95-year old Rudolph Rolison was only a teenager when he left Clarke County, Mississippi to join the Navy.
"I’d been wanting to go in all my life I was trying to get mama to sign the papers, she said nooo you ain't going out there on that water,” said Rolison.
After eventually joining the Navy and training with the Marines in California, Rolison was stationed on the Asian island of Tinian for more than two years.
"We were secret people, they trained us to be secret,” said Rolison. “As we went from one island to another we traveled at night."
Rolison helped build 3 airbases on the island as well as the holding place for the Enola Gay, the plane that dropped an atomic bomb on Hiroshima in 1945 which forced Japan to eventually surrender in World War II.
"When the plane dropped the bomb it dived at an angle with a speed that's kind of unbeknownst to us,” said Rolison.
After Japanese defenses were weakened and overrun, thousands of Japanese soldiers jumped off of what is known as "suicide cliff" to avoid being captured by U.S. forces. Rolison recalls witnessing that moment.
"The Japanese took their people down to that cliff and threw them overboard for them to commit suicide because they didn't want us Americans to have them,” said Rolison.
Rolison shared his important story over dinner at his birthday celebration.
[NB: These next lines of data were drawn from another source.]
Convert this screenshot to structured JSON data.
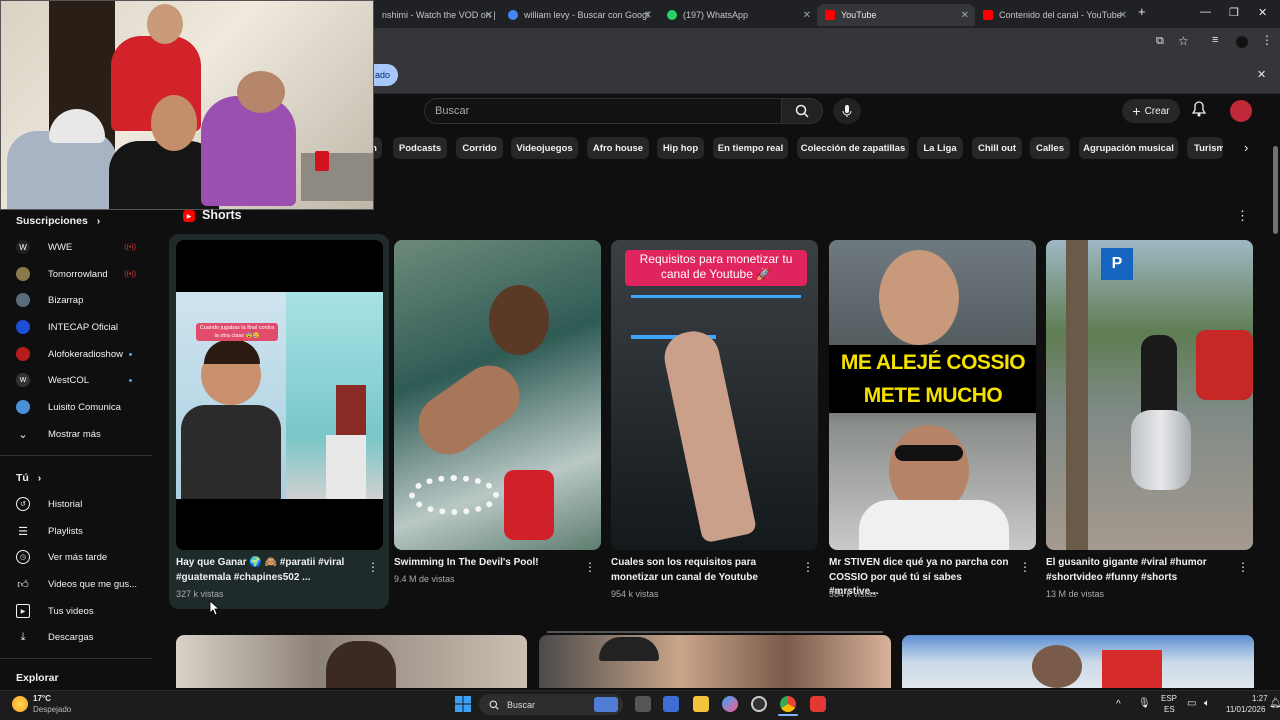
{
  "browser": {
    "tabs": [
      {
        "label": "nshimi - Watch the VOD on |",
        "favicon_color": "#9146ff"
      },
      {
        "label": "william levy - Buscar con Googl",
        "favicon_color": "#4285f4"
      },
      {
        "label": "(197) WhatsApp",
        "favicon_color": "#25d366"
      },
      {
        "label": "YouTube",
        "favicon_color": "#ff0000"
      },
      {
        "label": "Contenido del canal - YouTube",
        "favicon_color": "#ff0000"
      }
    ],
    "new_tab": "+",
    "pill_text": "ado"
  },
  "header": {
    "search_placeholder": "Buscar",
    "create_label": "Crear"
  },
  "chips": [
    "n",
    "Podcasts",
    "Corrido",
    "Videojuegos",
    "Afro house",
    "Hip hop",
    "En tiempo real",
    "Colección de zapatillas",
    "La Liga",
    "Chill out",
    "Calles",
    "Agrupación musical",
    "Turism"
  ],
  "sidebar": {
    "subscriptions_title": "Suscripciones",
    "subscriptions": [
      {
        "label": "WWE",
        "badge": "live"
      },
      {
        "label": "Tomorrowland",
        "badge": "live"
      },
      {
        "label": "Bizarrap",
        "badge": ""
      },
      {
        "label": "INTECAP Oficial",
        "badge": ""
      },
      {
        "label": "Alofokeradioshow",
        "badge": "dot"
      },
      {
        "label": "WestCOL",
        "badge": "dot"
      },
      {
        "label": "Luisito Comunica",
        "badge": ""
      },
      {
        "label": "Mostrar más",
        "badge": ""
      }
    ],
    "you_title": "Tú",
    "you_items": [
      {
        "label": "Historial",
        "icon": "history-icon"
      },
      {
        "label": "Playlists",
        "icon": "playlists-icon"
      },
      {
        "label": "Ver más tarde",
        "icon": "clock-icon"
      },
      {
        "label": "Videos que me gus...",
        "icon": "thumbs-up-icon"
      },
      {
        "label": "Tus videos",
        "icon": "video-icon"
      },
      {
        "label": "Descargas",
        "icon": "download-icon"
      }
    ],
    "explore_title": "Explorar"
  },
  "shorts": {
    "section_title": "Shorts",
    "items": [
      {
        "title_line1": "Hay que Ganar 🌍 🙈 #paratii #viral",
        "title_line2": "#guatemala #chapines502 ...",
        "views": "327 k vistas",
        "overlay_caption": "Cuando jugabas la final contra la otra clase 😨😢"
      },
      {
        "title_line1": "Swimming In The Devil's Pool!",
        "title_line2": "",
        "views": "9.4 M de vistas",
        "overlay_caption": ""
      },
      {
        "title_line1": "Cuales son los requisitos para",
        "title_line2": "monetizar un canal de Youtube",
        "views": "954 k vistas",
        "overlay_caption": "Requisitos para monetizar tu canal de Youtube 🚀"
      },
      {
        "title_line1": "Mr STIVEN dice qué ya no parcha con",
        "title_line2": "COSSIO por qué tú sí sabes #mrstive...",
        "views": "384 k vistas",
        "overlay_caption": "ME ALEJÉ COSSIO METE MUCHO"
      },
      {
        "title_line1": "El gusanito gigante #viral #humor",
        "title_line2": "#shortvideo #funny #shorts",
        "views": "13 M de vistas",
        "overlay_caption": ""
      }
    ]
  },
  "taskbar": {
    "weather_temp": "17°C",
    "weather_desc": "Despejado",
    "search_label": "Buscar",
    "lang": "ESP",
    "lang_sub": "ES",
    "time": "1:27",
    "date": "11/01/2026"
  },
  "colors": {
    "background": "#0f0f0f",
    "chip": "#272727",
    "accent_red": "#ff0000"
  }
}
His daughter Shelli Bell said she loves listening to her father's war stories and believes they need to be shared.
"I’ve got 13 grand kids that I cannot wait for them to hear the stores because I think that it's important to pass it down,” said Bell.
Rolison now lives in Choctaw County, Alabama, he’s one of the five surviving World War II veterans in that area.